[Records from a data source]
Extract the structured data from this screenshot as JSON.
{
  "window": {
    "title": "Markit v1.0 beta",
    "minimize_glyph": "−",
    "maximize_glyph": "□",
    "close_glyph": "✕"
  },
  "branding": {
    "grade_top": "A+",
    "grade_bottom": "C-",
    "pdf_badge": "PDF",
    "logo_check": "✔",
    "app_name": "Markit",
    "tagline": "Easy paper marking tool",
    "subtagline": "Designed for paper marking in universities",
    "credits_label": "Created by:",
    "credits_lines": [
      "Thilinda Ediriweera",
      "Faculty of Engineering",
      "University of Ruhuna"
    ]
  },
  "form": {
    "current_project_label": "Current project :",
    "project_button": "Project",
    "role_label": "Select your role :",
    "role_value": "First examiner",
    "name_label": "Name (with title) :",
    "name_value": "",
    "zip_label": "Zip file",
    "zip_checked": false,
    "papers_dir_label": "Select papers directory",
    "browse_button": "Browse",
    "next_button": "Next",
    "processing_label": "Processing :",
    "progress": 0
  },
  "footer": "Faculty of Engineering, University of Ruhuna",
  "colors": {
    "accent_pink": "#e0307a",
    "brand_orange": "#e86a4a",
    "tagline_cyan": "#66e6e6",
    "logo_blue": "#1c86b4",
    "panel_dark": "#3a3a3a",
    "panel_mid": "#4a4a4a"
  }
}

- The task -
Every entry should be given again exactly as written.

- Final answer -
Extract the structured data from this screenshot as JSON.
{
  "window": {
    "title": "Markit v1.0 beta",
    "minimize_glyph": "−",
    "maximize_glyph": "□",
    "close_glyph": "✕"
  },
  "branding": {
    "grade_top": "A+",
    "grade_bottom": "C-",
    "pdf_badge": "PDF",
    "logo_check": "✔",
    "app_name": "Markit",
    "tagline": "Easy paper marking tool",
    "subtagline": "Designed for paper marking in universities",
    "credits_label": "Created by:",
    "credits_lines": [
      "Thilinda Ediriweera",
      "Faculty of Engineering",
      "University of Ruhuna"
    ]
  },
  "form": {
    "current_project_label": "Current project :",
    "project_button": "Project",
    "role_label": "Select your role :",
    "role_value": "First examiner",
    "name_label": "Name (with title) :",
    "name_value": "",
    "zip_label": "Zip file",
    "zip_checked": false,
    "papers_dir_label": "Select papers directory",
    "browse_button": "Browse",
    "next_button": "Next",
    "processing_label": "Processing :",
    "progress": 0
  },
  "footer": "Faculty of Engineering, University of Ruhuna",
  "colors": {
    "accent_pink": "#e0307a",
    "brand_orange": "#e86a4a",
    "tagline_cyan": "#66e6e6",
    "logo_blue": "#1c86b4",
    "panel_dark": "#3a3a3a",
    "panel_mid": "#4a4a4a"
  }
}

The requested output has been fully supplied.